How To Mitigate Recession Risk With Active Management

With the latest jumbo rate hike from the Federal Reserve, fixed income investors have accepted that the U.S. central bank is going to continue on its hawkish path toward fighting record-high inflation — even if there is risk of pushing the economy into recession.

The Fed implemented its third consecutive rate hike of 0.75% on Wednesday, increasing its policy interest rate to a range of 3% to 3.25%. Fed Chairman Jerome Powell said in a prepared statement that the U.S. central bank also “anticipates that ongoing increases in the target range will be appropriate.”

“If they are going meaningfully above 4% there is a strong chance of a recession,” Andrzej Skiba, head of the BlueBay U.S. fixed-income team at RBC Global Asset Management, told Bloomberg.

Impacts Reverberate to Treasuries

The day after the Fed’s announcement, two-year Treasuries dropped further on Thursday, pushing the yield four basis points higher to 4.09%. The curve between two- and 10-years plunged to -58 bps, in step with a low in August that was the deepest inversion since 1982. The 30-year yield dipped two bps lower, to 3.48%.

In addition, following the Fed’s announcement, a key piece of the curve reinverted with the 10-year yield now exceeding that of 30-year bonds for the first time since June.

“Long-maturity bonds lend credence to the Fed’s determination to get restrictive because that ensures, in the view of the bond market, a painful recession,” Ben Emons, global macro strategist with Medley Global Advisors, told Bloomberg.

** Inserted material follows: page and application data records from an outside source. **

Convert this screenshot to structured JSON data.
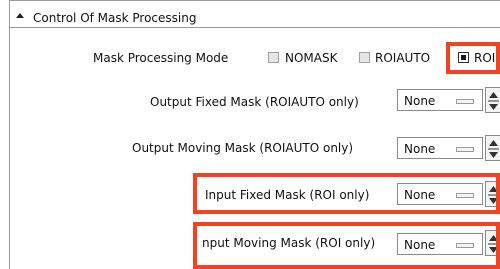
{
  "panel": {
    "title": "Control Of Mask Processing"
  },
  "mode": {
    "label": "Mask Processing Mode",
    "options": [
      {
        "label": "NOMASK",
        "checked": false
      },
      {
        "label": "ROIAUTO",
        "checked": false
      },
      {
        "label": "ROI",
        "checked": true
      }
    ]
  },
  "rows": [
    {
      "label": "Output Fixed Mask (ROIAUTO only)",
      "value": "None"
    },
    {
      "label": "Output Moving Mask (ROIAUTO only)",
      "value": "None"
    },
    {
      "label": "Input Fixed Mask (ROI only)",
      "value": "None"
    },
    {
      "label": "nput Moving Mask (ROI only)",
      "value": "None"
    }
  ],
  "colors": {
    "highlight": "#f4411f",
    "border": "#9a9a9a"
  },
  "icons": {
    "collapse": "triangle-up-icon",
    "spin": "spinner-arrows-icon",
    "dropdown": "dropdown-handle-icon"
  }
}
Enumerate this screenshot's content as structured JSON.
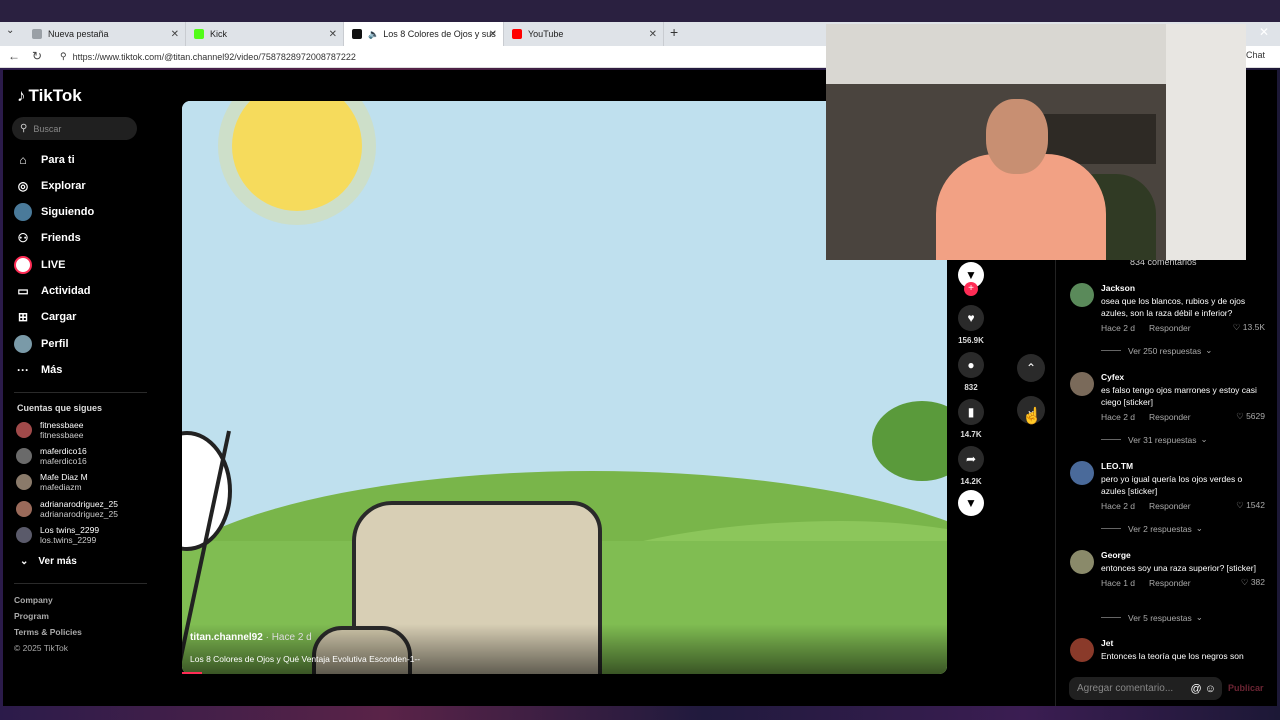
{
  "browser": {
    "tabs": [
      {
        "title": "Nueva pestaña",
        "active": false,
        "favicon_color": "#9aa0a6"
      },
      {
        "title": "Kick",
        "active": false,
        "favicon_color": "#53fc18"
      },
      {
        "title": "Los 8 Colores de Ojos y sus",
        "active": true,
        "favicon_color": "#111111"
      },
      {
        "title": "YouTube",
        "active": false,
        "favicon_color": "#ff0000"
      }
    ],
    "url": "https://www.tiktok.com/@titan.channel92/video/7587828972008787222",
    "chat_label": "Chat"
  },
  "tiktok": {
    "logo": "TikTok",
    "search_placeholder": "Buscar",
    "nav": [
      {
        "label": "Para ti",
        "icon": "home-icon"
      },
      {
        "label": "Explorar",
        "icon": "compass-icon"
      },
      {
        "label": "Siguiendo",
        "icon": "following-avatar-icon"
      },
      {
        "label": "Friends",
        "icon": "friends-icon"
      },
      {
        "label": "LIVE",
        "icon": "live-icon"
      },
      {
        "label": "Actividad",
        "icon": "activity-icon"
      },
      {
        "label": "Cargar",
        "icon": "upload-icon"
      },
      {
        "label": "Perfil",
        "icon": "profile-avatar-icon"
      },
      {
        "label": "Más",
        "icon": "more-icon"
      }
    ],
    "following_title": "Cuentas que sigues",
    "following": [
      {
        "name": "fitnessbaee",
        "user": "fitnessbaee"
      },
      {
        "name": "maferdico16",
        "user": "maferdico16"
      },
      {
        "name": "Mafe Diaz M",
        "user": "mafediazm"
      },
      {
        "name": "adrianarodriguez_25",
        "user": "adrianarodriguez_25"
      },
      {
        "name": "Los twins_2299",
        "user": "los.twins_2299"
      }
    ],
    "see_more": "Ver más",
    "footer": [
      "Company",
      "Program",
      "Terms & Policies",
      "© 2025 TikTok"
    ]
  },
  "video": {
    "author": "titan.channel92",
    "time": " · Hace 2 d",
    "description": "Los 8 Colores de Ojos y Qué Ventaja Evolutiva Esconden-1--"
  },
  "actions": {
    "likes": "156.9K",
    "comments": "832",
    "saves": "14.7K",
    "shares": "14.2K"
  },
  "comments_panel": {
    "count": "834 comentarios",
    "items": [
      {
        "user": "Jackson",
        "text": "osea que los blancos, rubios y de ojos azules, son la raza débil e inferior?",
        "time": "Hace 2 d",
        "reply": "Responder",
        "likes": "13.5K",
        "replies": "Ver 250 respuestas"
      },
      {
        "user": "Cyfex",
        "text": "es falso tengo ojos marrones y estoy casi ciego [sticker]",
        "time": "Hace 2 d",
        "reply": "Responder",
        "likes": "5629",
        "replies": "Ver 31 respuestas"
      },
      {
        "user": "LEO.TM",
        "text": "pero yo igual quería los ojos verdes o azules [sticker]",
        "time": "Hace 2 d",
        "reply": "Responder",
        "likes": "1542",
        "replies": "Ver 2 respuestas"
      },
      {
        "user": "George",
        "text": "entonces soy una raza superior? [sticker]",
        "time": "Hace 1 d",
        "reply": "Responder",
        "likes": "382",
        "replies": "Ver 5 respuestas"
      },
      {
        "user": "Jet",
        "text": "Entonces la teoría que los negros son",
        "time": "",
        "reply": "",
        "likes": "",
        "replies": ""
      }
    ],
    "add_placeholder": "Agregar comentario...",
    "publish": "Publicar"
  }
}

With the Fed continuing to implement large rate hikes and suggesting it intends to continue down its hawkish path to fight inflation, investors may want to take a more proactive approach to investing in fixed income. That’s where an active fixed income manager can help.

Active ETFs To Mitigate Recession Risk

Passive strategies lack the flexibility to adapt to changing market environments. Meanwhile, active bond ETFs can offer the potential to outperform fixed income benchmarks and indexes.

“Managers of active ETFs are able to adjust the duration of the portfolio to reflect their updated expectations now that new information is available,” said Todd Rosenbluth, head of research at VettaFi. “They could shift to more or less rate-sensitive securities within a bond sector or take a top-down approach and realign the portfolio to maximize return potential.”

As part of its lineup of active exchange traded funds, T. Rowe Price offers a suite of actively managed fixed income ETFs, including the T. Rowe Price QM U.S. Bond ETF (TAGG), the T. Rowe Price Total Return ETF (TOTR), and the T. Rowe Price Ultra Short-Term Bond ETF (TBUX).

T. Rowe Price has been in the investing business for over 80 years through conducting field research firsthand with companies, utilizing risk management, and employing a bevy of experienced portfolio managers carrying an average of 22 years of experience.

For more news, information, and strategy, visit the Active ETF Channel.